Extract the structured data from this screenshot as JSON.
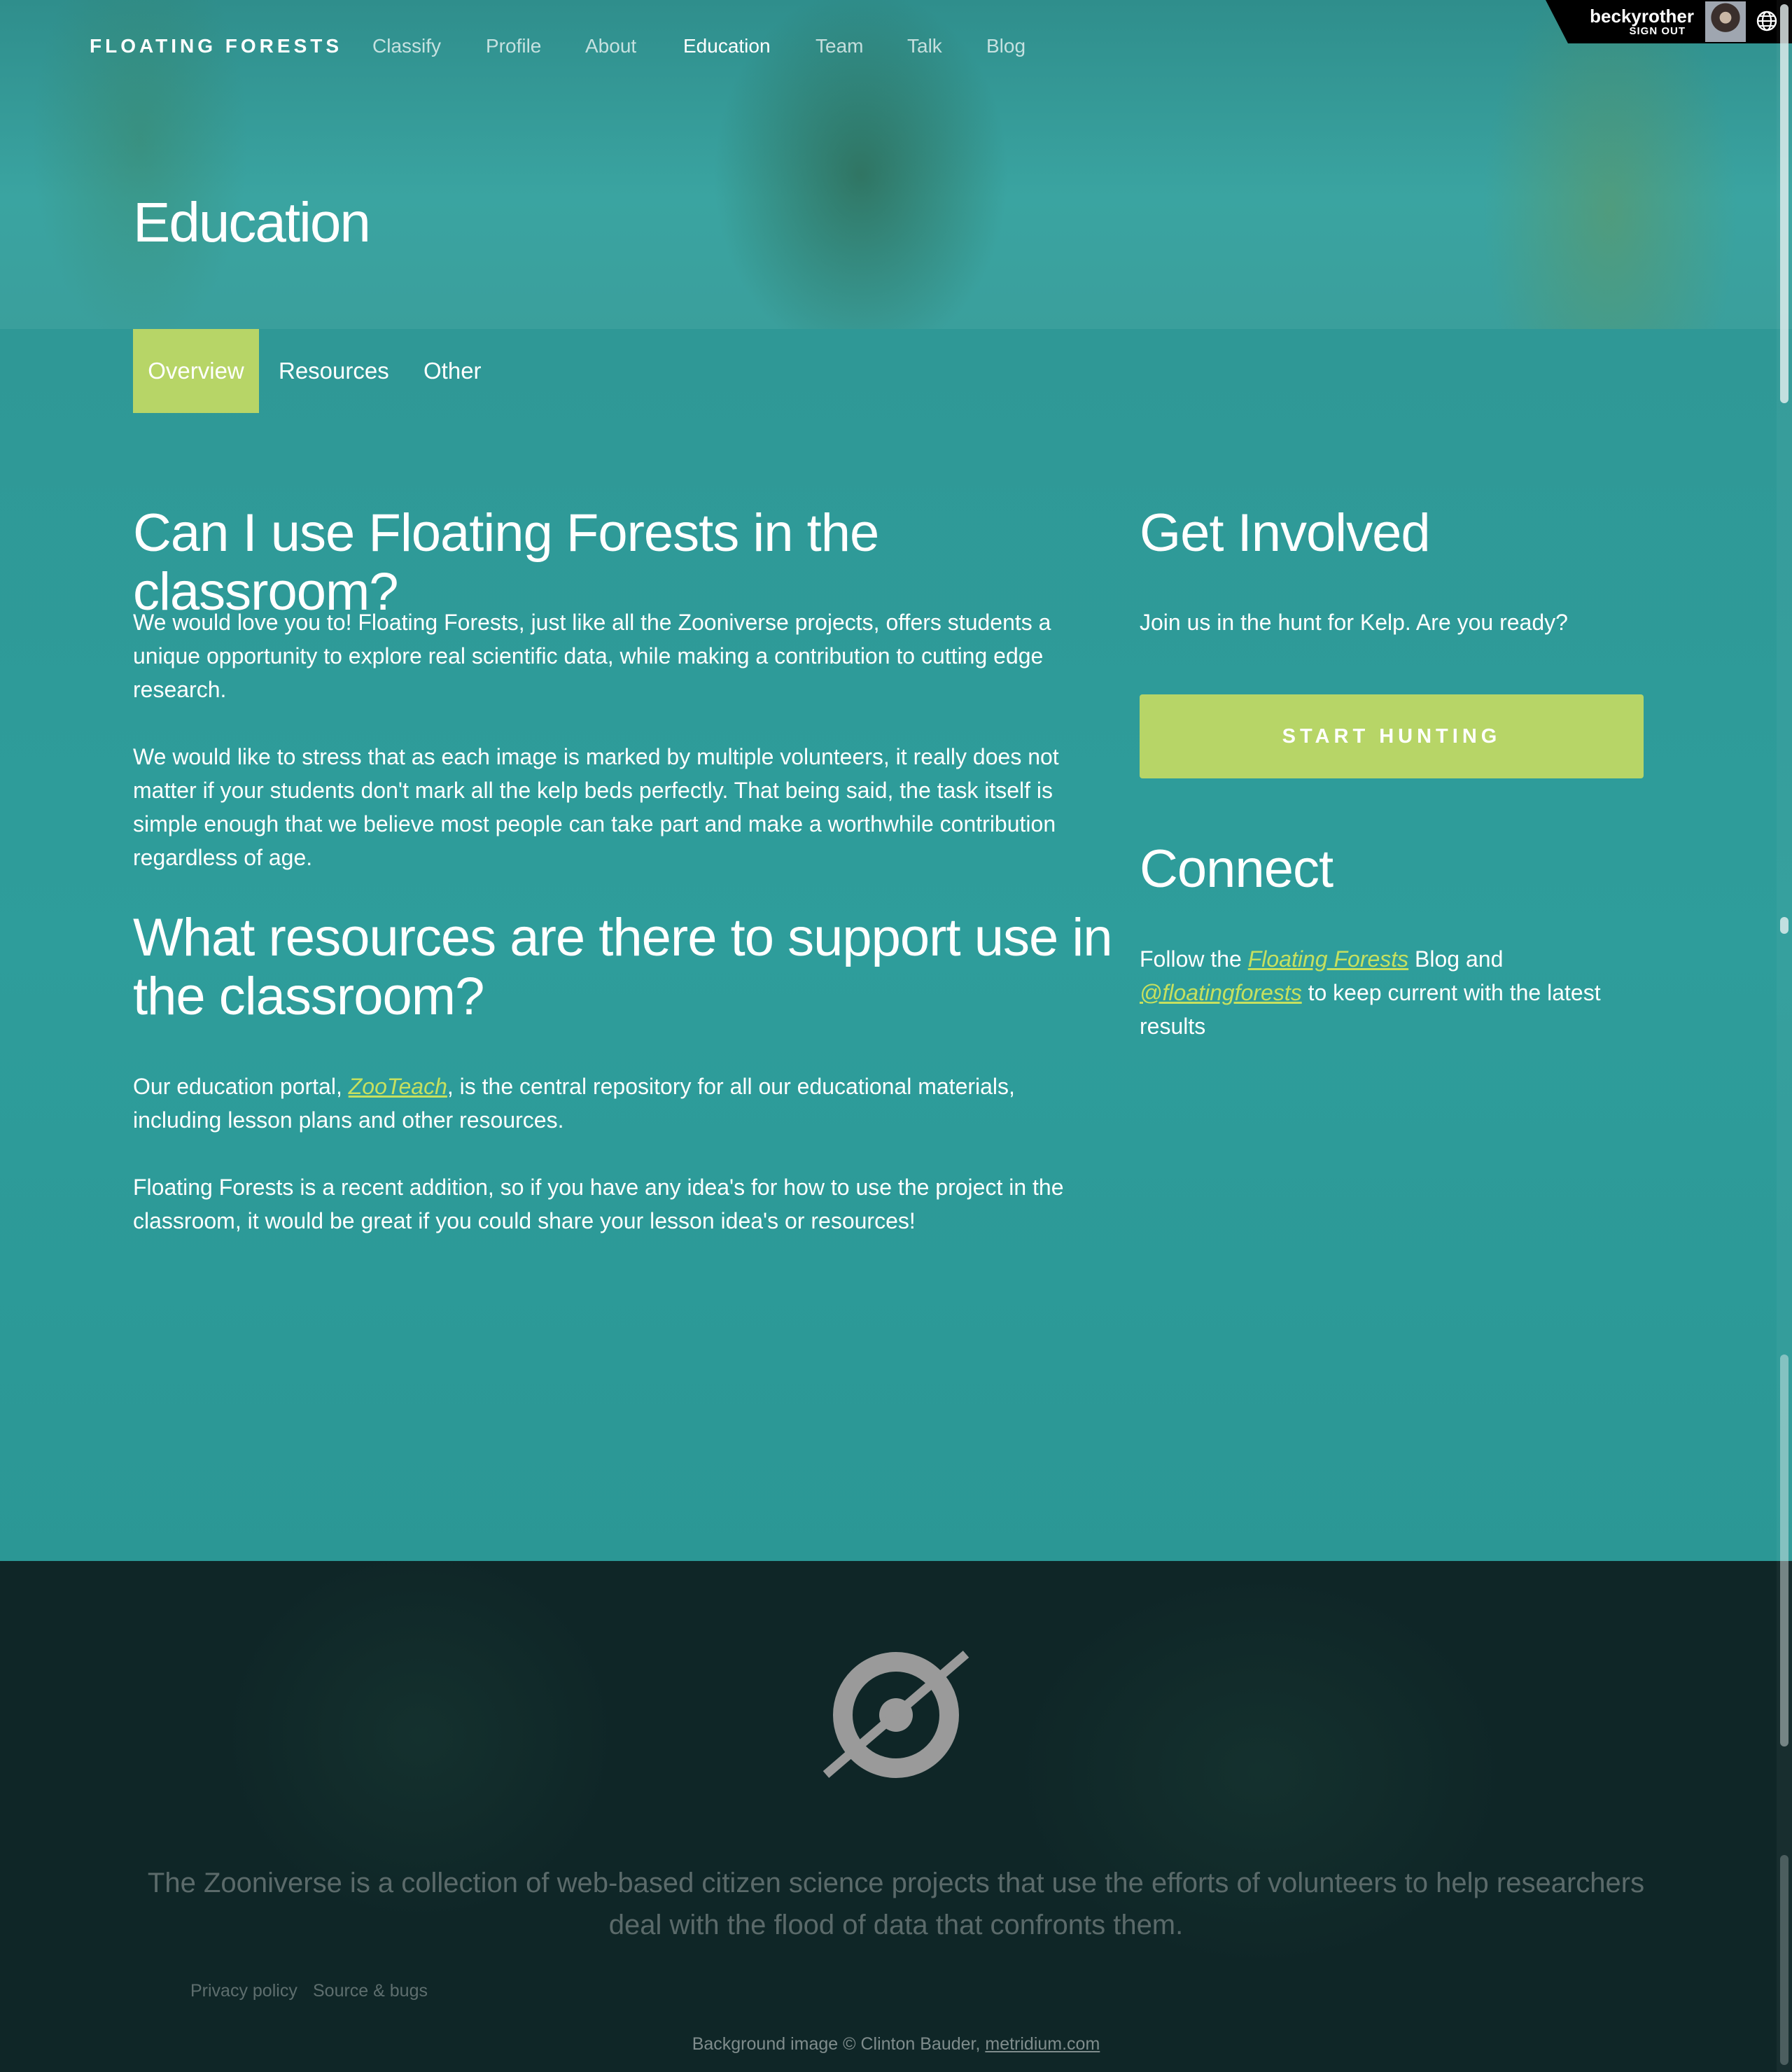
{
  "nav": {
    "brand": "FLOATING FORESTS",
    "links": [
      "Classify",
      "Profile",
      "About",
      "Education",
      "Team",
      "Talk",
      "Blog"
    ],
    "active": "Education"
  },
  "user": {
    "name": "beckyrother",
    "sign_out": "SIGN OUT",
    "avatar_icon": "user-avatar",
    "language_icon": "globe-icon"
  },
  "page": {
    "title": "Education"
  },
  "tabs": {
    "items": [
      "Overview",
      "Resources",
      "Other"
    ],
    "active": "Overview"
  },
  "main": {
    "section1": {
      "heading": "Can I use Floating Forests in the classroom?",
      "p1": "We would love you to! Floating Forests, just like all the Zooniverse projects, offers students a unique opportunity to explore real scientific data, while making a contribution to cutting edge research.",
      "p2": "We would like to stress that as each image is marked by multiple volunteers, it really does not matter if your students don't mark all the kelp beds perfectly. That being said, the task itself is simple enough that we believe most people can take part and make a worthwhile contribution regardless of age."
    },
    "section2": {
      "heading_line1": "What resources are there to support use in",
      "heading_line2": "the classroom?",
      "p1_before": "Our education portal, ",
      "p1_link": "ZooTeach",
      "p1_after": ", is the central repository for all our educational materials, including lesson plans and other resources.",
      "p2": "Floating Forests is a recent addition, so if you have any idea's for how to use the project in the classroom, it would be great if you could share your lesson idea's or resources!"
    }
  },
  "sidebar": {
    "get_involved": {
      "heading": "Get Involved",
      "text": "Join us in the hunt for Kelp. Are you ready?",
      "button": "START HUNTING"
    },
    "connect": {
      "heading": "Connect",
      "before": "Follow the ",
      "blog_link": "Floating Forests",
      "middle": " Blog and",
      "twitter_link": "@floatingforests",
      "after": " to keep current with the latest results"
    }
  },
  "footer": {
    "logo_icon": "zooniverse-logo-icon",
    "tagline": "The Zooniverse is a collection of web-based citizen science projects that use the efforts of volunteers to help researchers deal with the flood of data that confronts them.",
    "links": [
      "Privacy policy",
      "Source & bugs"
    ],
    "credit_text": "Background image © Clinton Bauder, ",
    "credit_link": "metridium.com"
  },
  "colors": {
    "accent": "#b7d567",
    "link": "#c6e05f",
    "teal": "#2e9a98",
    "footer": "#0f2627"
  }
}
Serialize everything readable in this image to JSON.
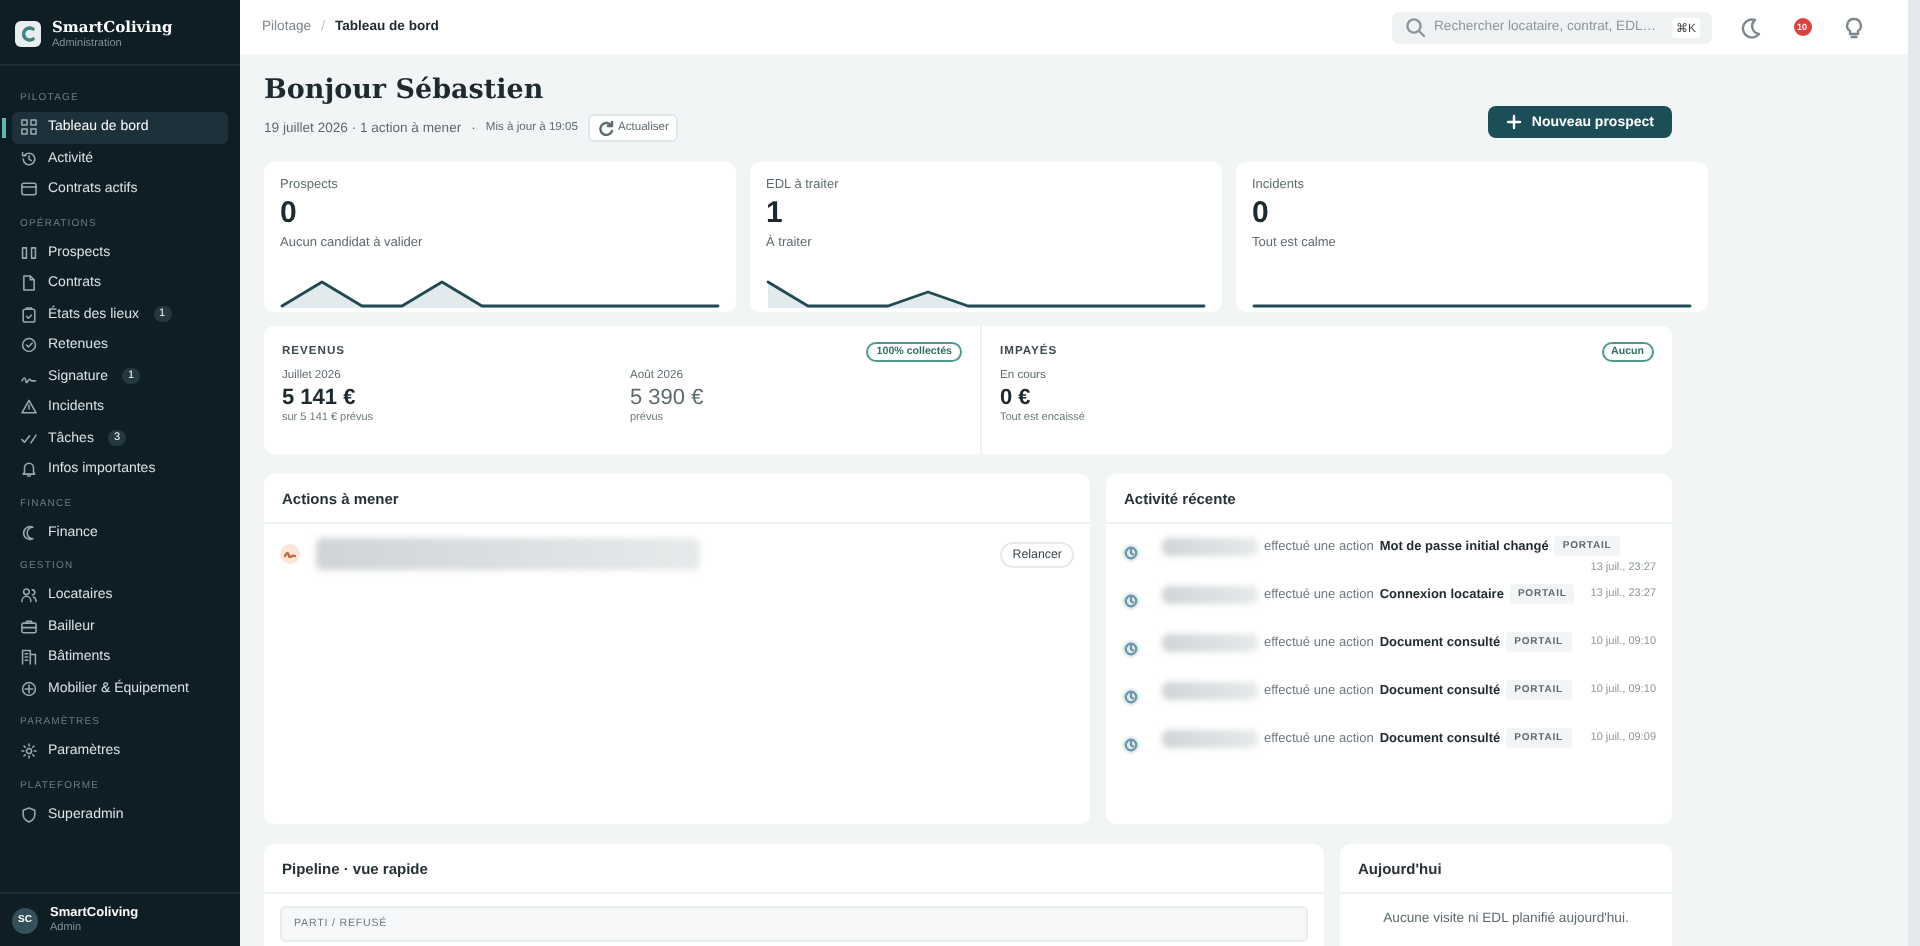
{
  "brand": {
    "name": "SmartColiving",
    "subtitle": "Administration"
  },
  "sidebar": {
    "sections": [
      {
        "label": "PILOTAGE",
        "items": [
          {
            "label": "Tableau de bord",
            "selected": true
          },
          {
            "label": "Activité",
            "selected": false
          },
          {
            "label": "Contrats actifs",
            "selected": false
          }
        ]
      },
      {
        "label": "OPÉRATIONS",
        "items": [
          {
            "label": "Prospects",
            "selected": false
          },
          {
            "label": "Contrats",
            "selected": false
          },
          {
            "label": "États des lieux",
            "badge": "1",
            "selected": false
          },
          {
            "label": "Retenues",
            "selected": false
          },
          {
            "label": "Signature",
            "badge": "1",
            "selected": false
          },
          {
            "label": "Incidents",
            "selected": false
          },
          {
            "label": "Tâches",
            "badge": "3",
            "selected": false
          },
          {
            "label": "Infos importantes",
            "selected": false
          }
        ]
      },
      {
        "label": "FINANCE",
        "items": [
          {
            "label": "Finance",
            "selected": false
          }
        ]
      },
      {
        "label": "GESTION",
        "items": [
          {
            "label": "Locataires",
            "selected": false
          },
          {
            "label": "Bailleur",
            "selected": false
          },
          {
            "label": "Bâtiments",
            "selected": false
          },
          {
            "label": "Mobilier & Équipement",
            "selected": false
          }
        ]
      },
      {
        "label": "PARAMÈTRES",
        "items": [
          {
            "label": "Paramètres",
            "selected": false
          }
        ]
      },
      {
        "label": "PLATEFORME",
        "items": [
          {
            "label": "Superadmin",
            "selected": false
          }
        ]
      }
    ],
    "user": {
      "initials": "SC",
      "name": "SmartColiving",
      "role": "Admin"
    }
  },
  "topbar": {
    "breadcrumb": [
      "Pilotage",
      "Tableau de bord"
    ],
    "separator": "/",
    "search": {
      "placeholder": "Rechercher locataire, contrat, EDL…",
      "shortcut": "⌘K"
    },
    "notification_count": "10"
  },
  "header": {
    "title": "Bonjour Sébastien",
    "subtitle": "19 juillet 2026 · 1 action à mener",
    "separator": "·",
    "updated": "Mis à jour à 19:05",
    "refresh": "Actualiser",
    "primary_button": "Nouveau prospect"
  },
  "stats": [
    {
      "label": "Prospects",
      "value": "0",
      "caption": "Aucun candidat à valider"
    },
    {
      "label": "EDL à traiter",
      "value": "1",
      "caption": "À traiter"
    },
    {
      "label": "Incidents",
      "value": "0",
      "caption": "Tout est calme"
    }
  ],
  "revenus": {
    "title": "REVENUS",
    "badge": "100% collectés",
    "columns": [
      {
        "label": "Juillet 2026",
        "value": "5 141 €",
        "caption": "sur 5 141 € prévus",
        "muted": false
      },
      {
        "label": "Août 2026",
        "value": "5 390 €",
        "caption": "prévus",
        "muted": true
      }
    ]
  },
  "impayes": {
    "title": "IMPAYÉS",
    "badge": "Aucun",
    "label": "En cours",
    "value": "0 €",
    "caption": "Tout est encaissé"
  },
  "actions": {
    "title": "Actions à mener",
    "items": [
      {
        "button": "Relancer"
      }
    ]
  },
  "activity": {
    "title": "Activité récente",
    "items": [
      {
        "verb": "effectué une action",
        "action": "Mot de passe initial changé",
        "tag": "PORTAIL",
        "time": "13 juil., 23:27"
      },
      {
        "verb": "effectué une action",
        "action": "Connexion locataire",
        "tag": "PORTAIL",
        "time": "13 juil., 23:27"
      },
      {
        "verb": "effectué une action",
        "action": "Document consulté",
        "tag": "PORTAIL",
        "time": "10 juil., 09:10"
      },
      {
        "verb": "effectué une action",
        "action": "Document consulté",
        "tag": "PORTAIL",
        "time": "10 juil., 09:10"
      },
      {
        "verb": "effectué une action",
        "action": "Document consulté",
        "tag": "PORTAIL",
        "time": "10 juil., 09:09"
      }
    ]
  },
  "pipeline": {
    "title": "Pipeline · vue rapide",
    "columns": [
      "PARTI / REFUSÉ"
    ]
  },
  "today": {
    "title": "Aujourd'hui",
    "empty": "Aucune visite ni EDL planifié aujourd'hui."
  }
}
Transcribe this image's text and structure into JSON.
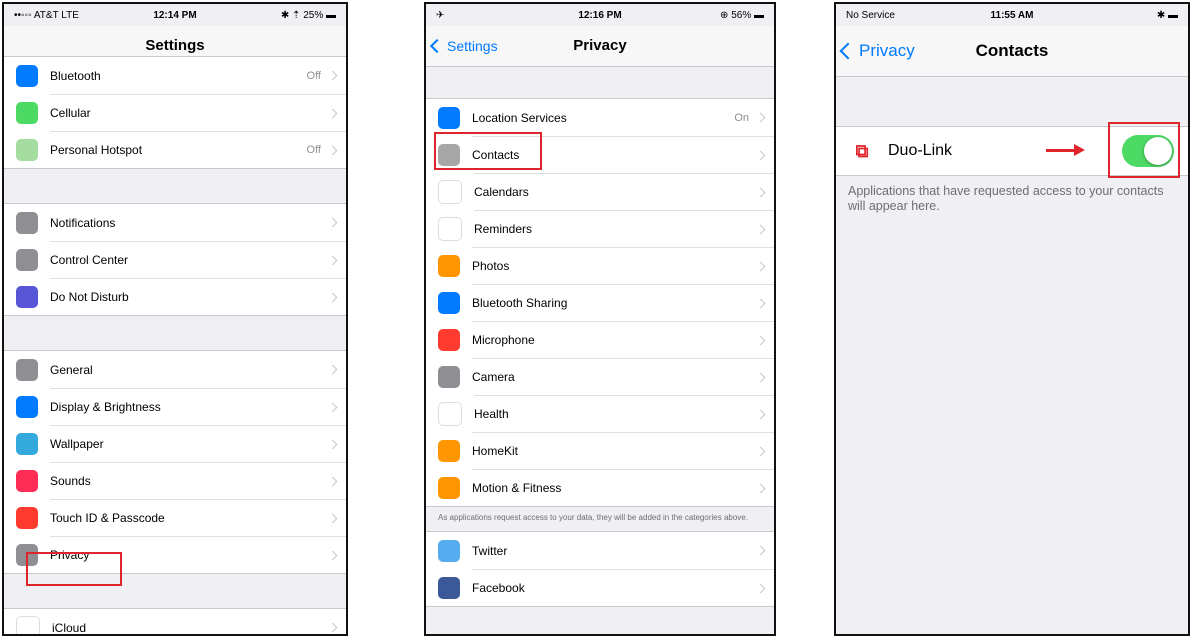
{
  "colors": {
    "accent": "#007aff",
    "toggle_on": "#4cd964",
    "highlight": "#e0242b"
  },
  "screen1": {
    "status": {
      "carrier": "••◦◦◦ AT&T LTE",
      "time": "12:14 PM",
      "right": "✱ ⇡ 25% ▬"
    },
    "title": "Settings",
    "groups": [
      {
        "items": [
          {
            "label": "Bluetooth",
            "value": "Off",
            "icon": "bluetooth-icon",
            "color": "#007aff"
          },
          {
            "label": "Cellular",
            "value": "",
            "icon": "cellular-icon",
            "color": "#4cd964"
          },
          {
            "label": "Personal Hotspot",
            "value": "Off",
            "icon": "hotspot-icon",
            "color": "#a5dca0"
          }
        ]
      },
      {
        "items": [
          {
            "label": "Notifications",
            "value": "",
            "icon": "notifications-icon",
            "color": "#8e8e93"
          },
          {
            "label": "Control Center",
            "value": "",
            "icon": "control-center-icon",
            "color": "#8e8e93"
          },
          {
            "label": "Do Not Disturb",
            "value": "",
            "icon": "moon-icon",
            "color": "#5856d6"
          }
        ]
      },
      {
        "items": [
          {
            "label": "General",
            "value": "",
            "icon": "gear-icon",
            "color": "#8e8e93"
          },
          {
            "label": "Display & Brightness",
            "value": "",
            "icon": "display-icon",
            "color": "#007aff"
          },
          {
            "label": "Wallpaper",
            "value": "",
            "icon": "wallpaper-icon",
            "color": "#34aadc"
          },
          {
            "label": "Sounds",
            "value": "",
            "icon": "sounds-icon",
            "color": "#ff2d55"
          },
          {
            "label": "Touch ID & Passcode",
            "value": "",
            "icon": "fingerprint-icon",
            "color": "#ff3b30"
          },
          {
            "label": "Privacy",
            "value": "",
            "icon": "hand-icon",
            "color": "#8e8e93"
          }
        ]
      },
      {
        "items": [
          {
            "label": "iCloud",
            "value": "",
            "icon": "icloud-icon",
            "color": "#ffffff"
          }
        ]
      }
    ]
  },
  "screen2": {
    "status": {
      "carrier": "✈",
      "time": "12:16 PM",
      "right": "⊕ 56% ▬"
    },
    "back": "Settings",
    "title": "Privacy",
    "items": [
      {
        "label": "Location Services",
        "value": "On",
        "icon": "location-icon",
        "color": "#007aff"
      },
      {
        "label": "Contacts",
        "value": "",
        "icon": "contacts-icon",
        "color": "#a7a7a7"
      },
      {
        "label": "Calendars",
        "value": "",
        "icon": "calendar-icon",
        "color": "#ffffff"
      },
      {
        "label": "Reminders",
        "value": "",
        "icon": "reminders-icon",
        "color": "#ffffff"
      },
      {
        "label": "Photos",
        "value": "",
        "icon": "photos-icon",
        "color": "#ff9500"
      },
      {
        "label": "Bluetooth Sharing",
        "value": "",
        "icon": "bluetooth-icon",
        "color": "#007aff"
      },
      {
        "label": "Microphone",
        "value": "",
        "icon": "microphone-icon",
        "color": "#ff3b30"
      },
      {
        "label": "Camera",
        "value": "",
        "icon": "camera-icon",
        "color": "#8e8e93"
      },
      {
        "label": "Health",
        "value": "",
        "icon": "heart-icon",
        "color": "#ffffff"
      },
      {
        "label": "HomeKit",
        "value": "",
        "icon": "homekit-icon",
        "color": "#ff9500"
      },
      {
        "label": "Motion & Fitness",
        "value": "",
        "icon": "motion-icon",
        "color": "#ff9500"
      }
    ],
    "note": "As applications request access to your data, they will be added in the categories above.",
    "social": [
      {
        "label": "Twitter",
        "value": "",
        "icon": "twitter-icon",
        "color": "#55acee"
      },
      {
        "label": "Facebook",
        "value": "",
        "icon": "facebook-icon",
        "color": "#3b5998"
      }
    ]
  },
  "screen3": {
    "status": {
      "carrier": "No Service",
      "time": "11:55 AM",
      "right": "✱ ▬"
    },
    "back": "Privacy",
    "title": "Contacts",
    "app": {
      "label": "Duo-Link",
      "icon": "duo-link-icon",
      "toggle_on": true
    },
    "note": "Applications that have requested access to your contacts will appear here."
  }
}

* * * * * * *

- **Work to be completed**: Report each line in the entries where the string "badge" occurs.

- **Exercise output**:
            "badge": "1",
            "badge": "1",
            "badge": "3",
    "badge": "100% collectés",
    "badge": "Aucun",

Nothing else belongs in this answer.